Young Artists' 'Don Giovanni': Enjoyable music, despite distractions
A review of Mozart's "Don Giovanni," as presented by the Young Artists Program of Seattle Opera. Director Peter Kazaras, whose inventive genius has consistently impressed, missed the mark this time, says reviewer Bernard Jacobson.
Special to The Seattle Times
' Don Giovanni'Seattle Opera's Young Artists Program, Theatre at Meydenbauer Center, 11100 NE 6th St., Bellevue, 2 p.m. April 3, 7:30 p.m. April 7 and 9; $20-$50 (206-389-7676, 800-426-1619 or www.seattleopera.org).
Opera Review |
Time and again, directing operas as diverse as "Tristan und Isolde," "Falstaff," "L'Enfant et les sortilèges," and "A Midsummer Night's Dream," Peter Kazaras has confounded expectation. Production concepts read about in advance have given me the willies by virtue of their seeming perversity, only to bowl me over, when realized on stage, with their much more profound rightness.
But not this time. The man, I say again, is a genius. But Homer is said to have nodded, and even the most brilliant director must be allowed an off night, which is what I have to call the production of "Don Giovanni" (in Mozart's revised Vienna version) that Kazaras and his Young Artists opened on Friday in Bellevue's Theatre at Meydenbauer Center.
It's fair to guess that Kazaras's original staging ideas must have been both more coherent and more convincing before budget stringencies intervened. In the event, on Donald Eastman's bare set, there was no unity about the production. Stretches of naturalistic acting intermittently gave place for no apparent reason to stylization — one long passage in the second act had the singers in silhouette gesticulating ritualistically against a dark blue background. The back wall was also used as a screen for projections of a variety of old film clips, which served more to distract from music and plot than to illuminate them. Doing the opera without chorus created some nonsensical moments. And if the showing of a Mickey Mouse cartoon at the end of intermission had some deep significance, this critic is not clever enough to have understood it.

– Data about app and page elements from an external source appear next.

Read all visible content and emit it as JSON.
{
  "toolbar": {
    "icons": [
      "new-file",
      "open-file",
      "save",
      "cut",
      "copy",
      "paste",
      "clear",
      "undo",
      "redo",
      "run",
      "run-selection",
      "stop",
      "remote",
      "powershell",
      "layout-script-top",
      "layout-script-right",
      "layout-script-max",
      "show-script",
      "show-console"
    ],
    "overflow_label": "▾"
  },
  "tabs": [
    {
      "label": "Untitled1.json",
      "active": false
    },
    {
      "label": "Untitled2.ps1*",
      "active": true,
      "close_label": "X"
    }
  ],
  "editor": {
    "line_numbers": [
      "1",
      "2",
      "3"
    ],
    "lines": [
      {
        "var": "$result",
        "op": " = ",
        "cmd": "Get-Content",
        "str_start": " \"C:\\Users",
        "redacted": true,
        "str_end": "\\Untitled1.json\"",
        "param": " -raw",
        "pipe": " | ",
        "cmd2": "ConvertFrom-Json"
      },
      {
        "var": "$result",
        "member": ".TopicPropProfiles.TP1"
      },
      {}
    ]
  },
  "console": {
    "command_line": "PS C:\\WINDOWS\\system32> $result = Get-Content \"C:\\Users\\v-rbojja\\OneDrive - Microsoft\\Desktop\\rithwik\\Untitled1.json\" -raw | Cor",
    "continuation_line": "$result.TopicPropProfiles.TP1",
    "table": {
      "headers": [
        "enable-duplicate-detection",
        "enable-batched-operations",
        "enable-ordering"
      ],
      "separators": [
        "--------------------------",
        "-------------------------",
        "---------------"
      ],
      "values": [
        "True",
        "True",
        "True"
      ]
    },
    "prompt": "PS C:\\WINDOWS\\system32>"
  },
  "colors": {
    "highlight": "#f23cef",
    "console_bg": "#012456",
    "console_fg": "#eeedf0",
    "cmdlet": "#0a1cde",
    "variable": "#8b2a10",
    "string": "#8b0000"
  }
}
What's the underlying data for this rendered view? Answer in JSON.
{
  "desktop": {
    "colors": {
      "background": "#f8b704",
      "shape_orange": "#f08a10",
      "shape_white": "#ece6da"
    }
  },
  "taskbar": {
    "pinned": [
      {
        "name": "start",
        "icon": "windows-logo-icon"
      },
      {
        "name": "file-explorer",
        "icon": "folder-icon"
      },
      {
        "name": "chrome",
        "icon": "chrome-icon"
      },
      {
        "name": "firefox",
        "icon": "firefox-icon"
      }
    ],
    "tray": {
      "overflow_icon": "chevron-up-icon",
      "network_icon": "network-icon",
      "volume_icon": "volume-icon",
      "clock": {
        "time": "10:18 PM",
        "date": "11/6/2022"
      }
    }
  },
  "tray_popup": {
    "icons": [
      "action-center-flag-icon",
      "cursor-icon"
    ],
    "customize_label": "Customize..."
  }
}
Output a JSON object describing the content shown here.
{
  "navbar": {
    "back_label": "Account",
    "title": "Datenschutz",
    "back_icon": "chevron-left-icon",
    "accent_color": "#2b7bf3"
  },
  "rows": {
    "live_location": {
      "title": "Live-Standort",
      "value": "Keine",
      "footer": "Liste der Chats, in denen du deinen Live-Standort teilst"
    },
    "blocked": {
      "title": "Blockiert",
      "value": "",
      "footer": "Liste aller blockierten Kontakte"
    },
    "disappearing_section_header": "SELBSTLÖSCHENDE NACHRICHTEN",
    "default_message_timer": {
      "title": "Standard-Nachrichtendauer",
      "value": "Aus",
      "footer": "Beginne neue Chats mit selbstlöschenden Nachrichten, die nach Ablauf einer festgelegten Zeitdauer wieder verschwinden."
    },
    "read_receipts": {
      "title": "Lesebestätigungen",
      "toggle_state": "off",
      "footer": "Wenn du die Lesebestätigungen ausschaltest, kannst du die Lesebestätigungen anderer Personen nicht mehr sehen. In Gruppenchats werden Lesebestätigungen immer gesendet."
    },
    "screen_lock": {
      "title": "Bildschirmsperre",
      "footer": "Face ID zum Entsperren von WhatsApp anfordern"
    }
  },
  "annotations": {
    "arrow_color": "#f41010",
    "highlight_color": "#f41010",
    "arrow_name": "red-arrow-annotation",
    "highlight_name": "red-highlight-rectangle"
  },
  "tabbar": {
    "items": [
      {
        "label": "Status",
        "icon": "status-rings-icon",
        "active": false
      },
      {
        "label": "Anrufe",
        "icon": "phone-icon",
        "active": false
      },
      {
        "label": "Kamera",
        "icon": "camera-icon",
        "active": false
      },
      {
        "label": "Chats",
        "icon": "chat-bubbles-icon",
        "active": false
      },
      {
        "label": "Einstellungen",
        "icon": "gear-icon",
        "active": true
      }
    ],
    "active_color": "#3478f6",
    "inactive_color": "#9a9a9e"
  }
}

Musically, there was much to enjoy. Brian Garman's orchestra sounded less polished than usual, but Marcy Stonikas as Donna Anna, Erik Anstine as Leporello, Andrew Stenson as Don Ottavio (though got up to look like Peter Lorre in some sinister crime movie), Jacqueline Bezek as Zerlina, and Adrian Rosas doubling as Masetto and the Commendatore all displayed strong voices. Much of their singing, however, was not only too loud for a theater of Meydenbauer's congenially modest size but also woefully approximate in intonation. The Donna Elvira, Amanda Opuszynski, initially avoided the latter problem, but her "Mi tradì" near the end emerged as little more than a caricature of that gorgeous aria. So it was left to David Krohn, in the title role, to provide the only consistently enjoyable and accurate singing of the evening.
Altogether, then, this was a soufflé that failed to rise.
Bernard Jacobson: firstname.lastname@example.org